If you’re already involved in the industry of bridge inspection, maintenance and repair you probably know the story: more than 47,000 bridges are in need of major repairs.
And that’s less than eight percent of the 616,096 bridges in all the 50 states, Guam and Puerto Rico, according to the Federal Highway Administration as of Dec. 31, 2018. Their breakdown of current bridge conditions looks like this:
- 283,316: Good (46%)
- 285,676: Fair (46.4%)
- 47,054: Poor (7.6%)
Closer to home on the West Coast, we have a large percentage of those bridges. For example, according to the State of California’s DOT website,
“Caltrans bridge inspectors are responsible for maintaining the safety and integrity of over 24000 bridges owned by the State of California and California’s local government agencies.
Structure Maintenance and Investigations is responsible for managing the department’s transportation structures. This includes performing bridge inspections in accordance with federal regulations on over 12,000 State Highway bridges and approximately 12,200 bridges owned by local government agencies, making structure work repair recommendations, determining the safe load capacity of all bridges, reviewing and approving encroachment permits and air space lease proposals involving structures, delivering plans, specifications and estimates for bridge maintenance on projects, and coordinating the protective coating work on over 800 state highway steel bridges.”
Bridge Inspections Require Equipment
The equipment used to inspect a bridge depends on a number of factors including the type of inspection being conducted and location of the bridge. Access is the primary driver and is further determined by whether only visual access is needed, or hands-on access, as well.
The available options for under bridge access are varied. If a bridge is relatively low to the ground and not over an active roadway, railroad bed, or water, the bridge inspection teams can often use ladders or scaffolds in most situations. In addition, depending on the location of the bridge, equipment such as scissor lifts might be employed.
For bridges that span waterways such as lakes, streams and rivers, boats or barges can sometimes be used. This is not the case for bridges over highways and other high-traffic roadways. In those situations, or when the bridge cannot be accessed from the surface of the water underneath, then under bridge access requires different equipment.
There are, of course, some bridges that are built with access structures incorporated in the bridge itself. Many large bridge structures are designed and built with permanent inspection structures such as catwalks or travelers. A traveler is a permanent bridge inspection platform similar to a catwalk except that it’s movable, as the term implies.
Traveler platforms are typically perpendicular to the bridge girders. The traveler platform runs on a rail system between the bridge’s substructure elements. Because the traveler platform is perpendicular to the girders, this gives inspectors and maintenance workers a wider range of under bridge access, while enabling them to view more of the superstructure components.

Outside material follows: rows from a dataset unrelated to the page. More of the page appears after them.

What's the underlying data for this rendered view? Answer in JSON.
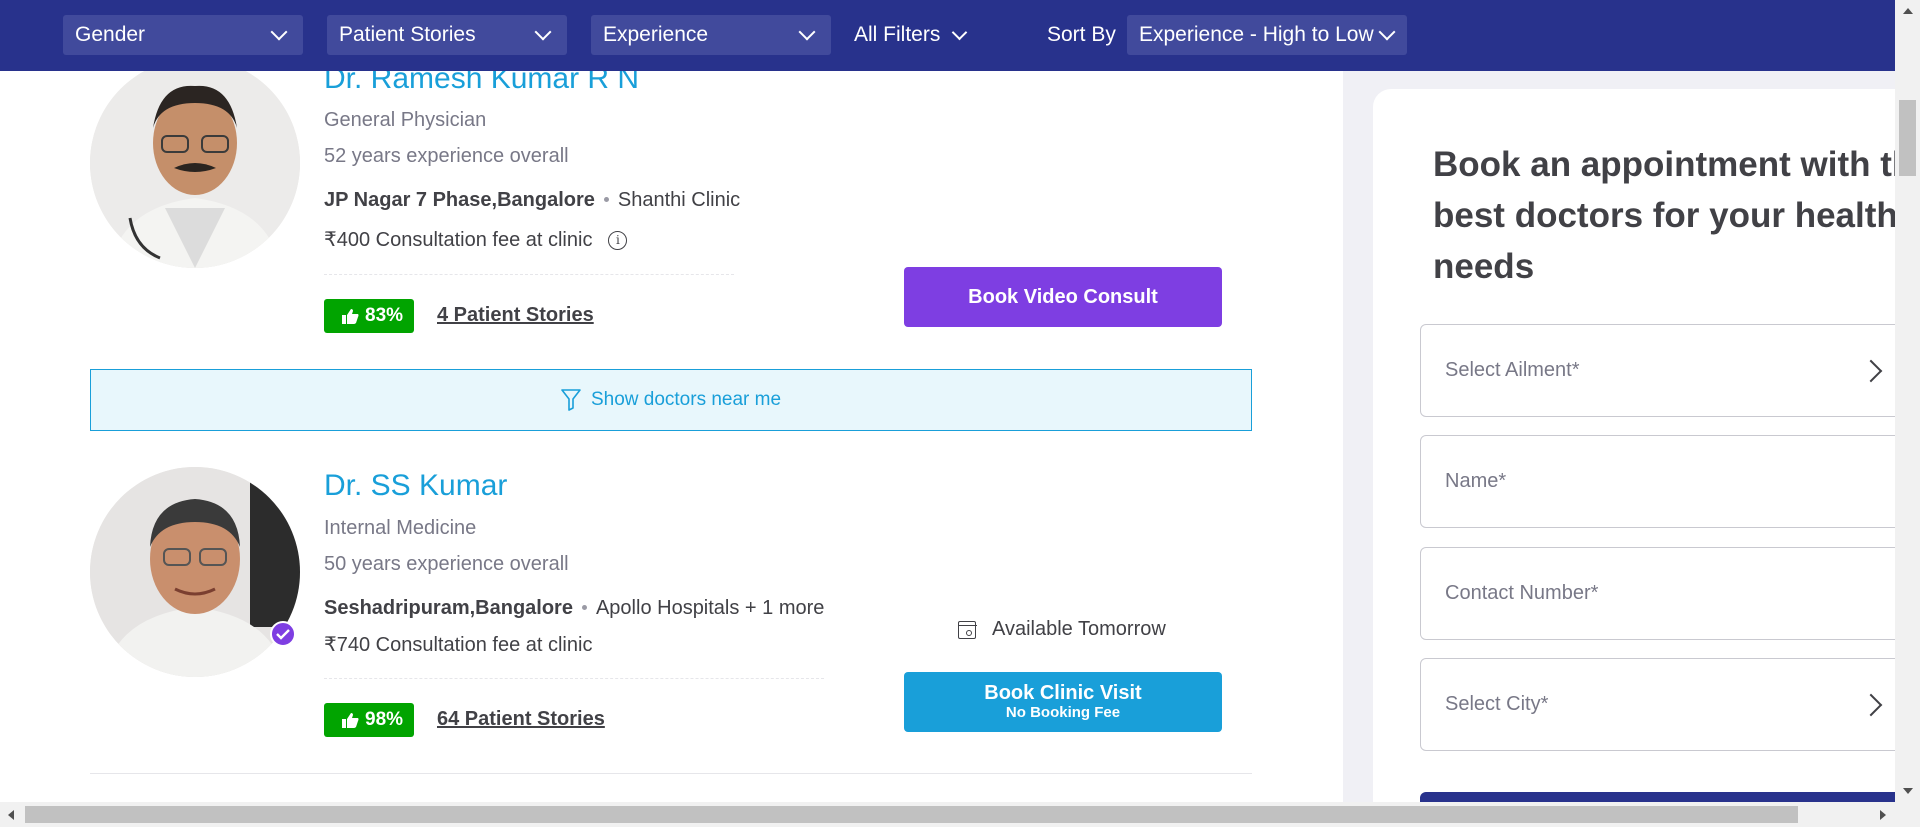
{
  "filters": {
    "gender": "Gender",
    "patient_stories": "Patient Stories",
    "experience": "Experience",
    "all_filters": "All Filters",
    "sort_by_label": "Sort By",
    "sort_by_value": "Experience - High to Low"
  },
  "doctors": [
    {
      "name": "Dr. Ramesh Kumar R N",
      "specialty": "General Physician",
      "experience": "52 years experience overall",
      "locality": "JP Nagar 7 Phase,Bangalore",
      "clinic": "Shanthi Clinic",
      "fee": "₹400 Consultation fee at clinic",
      "rating": "83%",
      "stories": "4 Patient Stories",
      "button": "Book Video Consult"
    },
    {
      "name": "Dr. SS Kumar",
      "specialty": "Internal Medicine",
      "experience": "50 years experience overall",
      "locality": "Seshadripuram,Bangalore",
      "clinic": "Apollo Hospitals + 1 more",
      "fee": "₹740 Consultation fee at clinic",
      "rating": "98%",
      "stories": "64 Patient Stories",
      "availability": "Available Tomorrow",
      "button": "Book Clinic Visit",
      "button_sub": "No Booking Fee"
    }
  ],
  "near_me": "Show doctors near me",
  "appointment": {
    "title_line1": "Book an appointment with th",
    "title_line2": "best doctors for your health",
    "title_line3": "needs",
    "ailment_placeholder": "Select Ailment*",
    "name_placeholder": "Name*",
    "contact_placeholder": "Contact Number*",
    "city_placeholder": "Select City*"
  },
  "colors": {
    "topbar": "#28328c",
    "link_blue": "#199fd9",
    "video_purple": "#7e3ee2",
    "rating_green": "#01a400"
  }
}
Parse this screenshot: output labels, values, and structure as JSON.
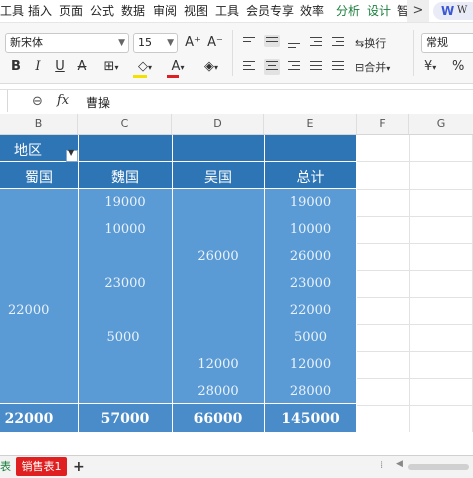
{
  "menu": {
    "items": [
      {
        "label": "工具",
        "accent": false
      },
      {
        "label": "插入",
        "accent": false
      },
      {
        "label": "页面",
        "accent": false
      },
      {
        "label": "公式",
        "accent": false
      },
      {
        "label": "数据",
        "accent": false
      },
      {
        "label": "审阅",
        "accent": false
      },
      {
        "label": "视图",
        "accent": false
      },
      {
        "label": "工具",
        "accent": false
      },
      {
        "label": "会员专享",
        "accent": false
      },
      {
        "label": "效率",
        "accent": false
      },
      {
        "label": "分析",
        "accent": true
      },
      {
        "label": "设计",
        "accent": true
      },
      {
        "label": "智",
        "accent": false
      }
    ],
    "more_label": ">",
    "badge_logo": "W",
    "badge_text": "W"
  },
  "ribbon": {
    "font_name": "新宋体",
    "font_size": "15",
    "grow_label": "A⁺",
    "shrink_label": "A⁻",
    "bold": "B",
    "italic": "I",
    "underline": "U",
    "strike": "A",
    "wrap_label": "换行",
    "merge_label": "合并",
    "number_format": "常规",
    "currency": "¥",
    "percent": "%",
    "accent_color": "#e02020",
    "fill_color": "#f5e100"
  },
  "formula_bar": {
    "fx": "fx",
    "value": "曹操"
  },
  "columns": [
    "B",
    "C",
    "D",
    "E",
    "F",
    "G"
  ],
  "table": {
    "filter_label": "地区",
    "headers": [
      "蜀国",
      "魏国",
      "吴国",
      "总计"
    ],
    "values": {
      "shu": [
        "22000"
      ],
      "wei": [
        "19000",
        "10000",
        "23000",
        "5000"
      ],
      "wu": [
        "26000",
        "12000",
        "28000"
      ],
      "total": [
        "19000",
        "10000",
        "26000",
        "23000",
        "22000",
        "5000",
        "12000",
        "28000"
      ]
    },
    "totals": [
      "22000",
      "57000",
      "66000",
      "145000"
    ],
    "body_color": "#5b9bd5",
    "header_color": "#2e75b6"
  },
  "sheets": {
    "prev_tab": "表",
    "active_tab": "销售表1",
    "add_label": "+"
  }
}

Other Common Under Bridge Inspection Equipment
Using bridge rigging and professional riggers is still fairly common. Many inspection firms will employ climbers who either free climb and rappel, or make use of suspended chairs. Although riggers agree that this approach is no more dangerous than many underbridge inspection units (UBIUs), any bridge inspection work is inherently risky.
This is why, when inspectors climb on the bridge members using bridge rigging to gain access, safety awareness is a priority. When properly making use of this method, an inspector should be tied off to the bridge using an independent safety harness and lanyard.
If a bridge is too difficult to reach with under bridge inspection platforms, and is too dangerous for a human to access, inspection Robots or drones can be used. While robots cannot replace qualified inspectors, they can detect flaws that may not be visible to the human eye. And robots equipped with sonar capabilities can detect internal flaws in bridge members.
Finally, and most commonly, there are the self-driving or stationary under bridge inspection units. Also known as snooper trucks, boom lifts, and aerial lifts, among other things, these often highly articulated and flexible units can provide ease and breadth of access unmatched by other methods.
An under bridge inspection unit (UBIU) is a specialized “bucket truck” that typically has an articulated boom. These are designed to reach under the superstructure of a bridge while parked on the bridge deck. Often featuring three boom segments, the third boom can extend and retract, which provides greater reach and access under a structure than a stationary platform.
In fact, a few larger UBIUs have four booms, which means they provide even greater reach and access. Depending on the under bridge inspection vehicles, they can feature a two or three-person bucket, while other models such as the HPT43, come with a multiple-person platform on the third boom and a ladder on the second boom.
Your Best Choice for Under Bridge Inspection Units
We provide quality under bridge equipment throughout all the Western States, including California, Washington, and Oregon. Our inventory of snooper trucks and under bridge access platforms include the state-of-the-art self-drive access platform, the Truck Mounted Hydra Platform HPT43.
We take a great deal of pride in being the only company in California that offers total under bridge access. By offering high quality customer service, we have managed to build long-lasting relationships with our esteemed customers. And we intend to keep it that way. Contact us today to discuss your requirements.